The forum examined 250 city vision and planning documents and found that most cities do not address major societal changes driven by AI and other technologies. They focus on smart city developments and opportunities, but ignore or downplay risks. No major city was sufficiently prepared for AI’s disruptive potential. Singapore was rated the best prepared in terms of understanding the risks associated with AI, followed by London, New York, San Francisco, and Paris.
A report by the Carnegie Endowment for International Peace found that at least 75 countries around the world, from the US to Brazil, Germany, India, and Singapore, are now using AI tools, including computer vision, to monitor citizens’ activities. Huawei’s technology is most used, by 50 countries, with IBM’s used by 11 nations. There is a strong possibility of a backlash against smart city technology if citizens believe a surveillance culture is being implemented, using the threat of crime or terrorism as an excuse.
Work surveillance technology is another issue that has caused deep concerns, particularly as many people work from home during the Covid-19 pandemic. Camera monitoring has been used by some companies to ensure employees remain at their desks during working hours, while keystroke monitoring has also led to unease about online tracking. Governments will be expected to assess what modern workers’ rights should look like in a new world of work, as hybrid patterns between office-based and remote locations are expected to become the norm.
Robotic adoption is quickly spreading throughout the consumer goods sector. The overwhelming majority of large consumer goods companies have implemented some level of robotics within their supply chain. Companies are having to continually evolve to match the speed of adoption within their product space.
The push towards industry 4.0, which describes ongoing automation of traditional manufacturing and industrial practices, using modern smart technology is a strategic priority for the majority of companies within the next decade. The push towards greater adoption of robotic technology has been driven by the very largest consumer sector companies.
Virtual reality (VR) and augmented reality (AR)
One of the most compelling use cases for VR and AR is ecommerce and ambient commerce. IKEA, for example, has experimented with AR headsets that allow customers to take the furniture from its catalogue and place it in front of them in their room to see what it looks like. Other retailers are experimenting with VR apps, which can take their customers on a tour of their stores, while H&M is using AR in its voice interactive mirror at its flagship Times Square store in New York.

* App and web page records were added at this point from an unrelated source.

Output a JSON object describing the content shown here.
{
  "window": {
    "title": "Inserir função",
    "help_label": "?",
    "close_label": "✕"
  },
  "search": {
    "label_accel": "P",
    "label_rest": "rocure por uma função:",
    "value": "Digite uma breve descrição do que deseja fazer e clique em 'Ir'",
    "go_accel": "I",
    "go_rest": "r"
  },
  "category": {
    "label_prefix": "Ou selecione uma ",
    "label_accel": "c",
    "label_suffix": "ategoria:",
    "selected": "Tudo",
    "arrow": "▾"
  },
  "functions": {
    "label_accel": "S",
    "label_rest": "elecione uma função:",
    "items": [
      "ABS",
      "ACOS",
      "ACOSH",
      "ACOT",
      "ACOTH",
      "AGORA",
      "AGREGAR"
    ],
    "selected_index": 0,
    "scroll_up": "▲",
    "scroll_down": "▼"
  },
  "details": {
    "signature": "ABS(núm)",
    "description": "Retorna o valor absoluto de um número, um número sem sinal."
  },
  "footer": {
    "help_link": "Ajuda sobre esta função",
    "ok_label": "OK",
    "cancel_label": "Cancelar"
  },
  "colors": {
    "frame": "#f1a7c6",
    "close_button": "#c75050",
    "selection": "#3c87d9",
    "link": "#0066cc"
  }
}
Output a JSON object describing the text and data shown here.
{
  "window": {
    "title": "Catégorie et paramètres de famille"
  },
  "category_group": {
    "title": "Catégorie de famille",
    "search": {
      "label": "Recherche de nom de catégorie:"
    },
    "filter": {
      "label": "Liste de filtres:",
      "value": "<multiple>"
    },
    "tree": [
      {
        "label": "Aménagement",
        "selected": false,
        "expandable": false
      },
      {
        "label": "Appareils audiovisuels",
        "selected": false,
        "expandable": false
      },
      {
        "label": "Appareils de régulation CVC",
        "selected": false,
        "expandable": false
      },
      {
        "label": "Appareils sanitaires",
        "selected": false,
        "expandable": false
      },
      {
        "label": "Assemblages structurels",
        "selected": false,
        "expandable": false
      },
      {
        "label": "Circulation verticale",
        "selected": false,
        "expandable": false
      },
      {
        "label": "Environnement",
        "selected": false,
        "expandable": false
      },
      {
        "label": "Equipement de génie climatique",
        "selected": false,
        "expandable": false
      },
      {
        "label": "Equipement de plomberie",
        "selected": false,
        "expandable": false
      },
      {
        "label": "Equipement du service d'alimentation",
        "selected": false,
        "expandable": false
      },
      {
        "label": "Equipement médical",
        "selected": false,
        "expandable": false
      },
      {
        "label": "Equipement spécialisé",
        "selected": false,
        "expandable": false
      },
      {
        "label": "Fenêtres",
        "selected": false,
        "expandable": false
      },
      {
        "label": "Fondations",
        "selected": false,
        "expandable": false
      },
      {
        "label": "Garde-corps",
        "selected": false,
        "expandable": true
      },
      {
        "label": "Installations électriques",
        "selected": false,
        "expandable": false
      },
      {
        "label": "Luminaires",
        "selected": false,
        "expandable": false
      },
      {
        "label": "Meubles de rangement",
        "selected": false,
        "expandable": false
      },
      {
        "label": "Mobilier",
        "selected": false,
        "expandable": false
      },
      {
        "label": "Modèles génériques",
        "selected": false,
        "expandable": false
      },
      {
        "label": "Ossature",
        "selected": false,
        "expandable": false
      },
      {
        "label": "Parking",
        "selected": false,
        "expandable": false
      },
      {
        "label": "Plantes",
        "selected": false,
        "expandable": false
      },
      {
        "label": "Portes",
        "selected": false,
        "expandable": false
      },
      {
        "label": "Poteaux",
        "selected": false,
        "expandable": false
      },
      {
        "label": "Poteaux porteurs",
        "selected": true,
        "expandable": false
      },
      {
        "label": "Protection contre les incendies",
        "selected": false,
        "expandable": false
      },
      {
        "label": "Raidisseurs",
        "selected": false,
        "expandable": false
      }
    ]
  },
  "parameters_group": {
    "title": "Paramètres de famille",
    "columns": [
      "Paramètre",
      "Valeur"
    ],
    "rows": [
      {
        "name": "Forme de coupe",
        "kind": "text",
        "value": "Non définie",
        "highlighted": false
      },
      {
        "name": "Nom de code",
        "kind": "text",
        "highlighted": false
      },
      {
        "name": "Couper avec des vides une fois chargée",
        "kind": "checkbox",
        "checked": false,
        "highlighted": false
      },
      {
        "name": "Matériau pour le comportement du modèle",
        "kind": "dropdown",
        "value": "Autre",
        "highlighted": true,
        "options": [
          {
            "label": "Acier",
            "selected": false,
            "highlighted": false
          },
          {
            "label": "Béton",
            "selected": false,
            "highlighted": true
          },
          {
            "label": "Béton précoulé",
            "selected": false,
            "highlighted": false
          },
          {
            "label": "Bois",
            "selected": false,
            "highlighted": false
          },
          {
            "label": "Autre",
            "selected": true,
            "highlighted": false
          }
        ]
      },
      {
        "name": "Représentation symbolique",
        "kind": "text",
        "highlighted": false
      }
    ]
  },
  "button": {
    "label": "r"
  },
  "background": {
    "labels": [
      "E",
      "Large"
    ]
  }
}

AR will be hugely disruptive because AR glasses with voice activation and AI will displace the smartphone as the consumer’s main user digital interface. All the leading technology companies are expected to increase investment in this space, with Microsoft, Apple, Google, Sony, Samsung, Facebook, HTC and Huawei all improving their offerings.
This is an edited extract from the City Growth Engines in Consumer – Thematic Research report produced by GlobalData Thematic Research.